The Fall of the Berlin Wall is an event that is very personal to me, since I was stationed at Tempelhof airbase in Berlin with the US Air Force when it happened.  As the 25th anniversary of the opening of the Berlin Wall is being celebrated in Germany, there are two key people being credited and remembered for the opening of the East German borders that occurred on that November 9th, 1989. One was the [East] German Democratic Republic (GDR) politician who mistakenly mentioned that the borders were being opened, and the other was the GDR border guard who ultimately chose to open the border due to an unclear situation with his leadership. The NPR article referenced here has the details of who they are, and how this played out:

The Man Who Disobeyed His Boss And Opened The Berlin Wall

There is another person who deserves some credit for the ultimate opening of the border, although his actions occurred weeks before Nov 9th.  Still, his critical decision opened the door in East Germany for the wave of democratic reforms, started by Gorachev with his Glasnost policy in the former USSR, to culminate in the events of November 9th which truly ended the Cold War.

That person is Egon Krenz, who was the General Secretary of the German Democratic Republic on that day.

But to understand his contribution, it is necessary to first go back to May of 1989. It was the time when the protests for democratic reform were occurring on the other side of the world in Tienanmen Square, Beijing China. The ultimate result of those protests were a harsh crackdown by the Chinese military to disperse the crowds and arrest the leaders. It resulted in a lot of condemnation of the action by the world, and also left the indelible impression of “tank man”: the lone unknown man who stood in front of a set of tanks trying to leave Tienanmen Square and brought them to a stand still. The symbolism of that one act was a catalyst for the wave of changes that swept Eastern Europe in the coming months.

Fast forward to October 9th, 1989, to the town of Leipzig, in the southern part of the GDR.  At the time, Egon Krenz is not yet the General Secretary of the GDR.  Erich Honecker was still the General Secretary of the country, as he had been since 1971. Der Spiegel has a great article on how this huge protest started.
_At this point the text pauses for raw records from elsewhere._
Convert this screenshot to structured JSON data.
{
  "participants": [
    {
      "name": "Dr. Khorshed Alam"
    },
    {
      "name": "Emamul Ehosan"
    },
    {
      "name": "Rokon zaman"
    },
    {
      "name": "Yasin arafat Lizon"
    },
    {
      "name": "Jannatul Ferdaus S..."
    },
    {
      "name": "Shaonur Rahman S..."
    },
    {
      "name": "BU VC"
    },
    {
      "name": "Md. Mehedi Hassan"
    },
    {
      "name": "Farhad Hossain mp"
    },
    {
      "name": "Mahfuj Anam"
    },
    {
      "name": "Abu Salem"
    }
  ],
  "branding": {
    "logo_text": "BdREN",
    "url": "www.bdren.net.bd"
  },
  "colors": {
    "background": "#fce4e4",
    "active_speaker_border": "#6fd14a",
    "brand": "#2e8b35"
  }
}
It was a major step to the Berlin Wall coming down.

‘We Are the People’: A Peaceful Revolution in Leipzig

This large, spontaneous protest put the GDR goverment under similar pressure as the Tienanmen Square protests had done to the Peoples Republic of China.  How does the government react to the protests? Ultimately, General Secretary Eric Honecker made the decision to deploy the military to suppress the protests. He had been a big advocate for following China’s example of dealing with the reform movements. Egon Krenz received the order for Honicker and, for whatever reason, ordered his subordinates to ignore it and made sure that it would not be implemented. His decision undoubtedly saved numerous lives.

Not long after, an unpopular Honecker left his office, and Egon Krenz replaced him as General Secretary of the GDR. He held that office during the border openings, and until December of 1989. Interestingly, he became one of a number of former GDR officials in the 1990’s who were tried and imprisoned for a period of time for the human rights abuses related to the killing of people trying to flee the country.

Krenz’ contribution to an almost completely peaceful fall of communism in East Germany is not that well known outside of Germany and deserves mention. You can read more about him specifically in the article below. He is commonly labeled as a Communist apparatchik, was only at the pinnacle of his career for a very short period of time, and probably spent time in prison symbolically for other people who should have (but no longer couldn’t). Yet, he was definitely in the right place at the right time, and made a very good decision that prevented would would have been inevitable bloodshed.

Hero or Villian? Egon Krenz, Communist who got to the top just as the Party was over.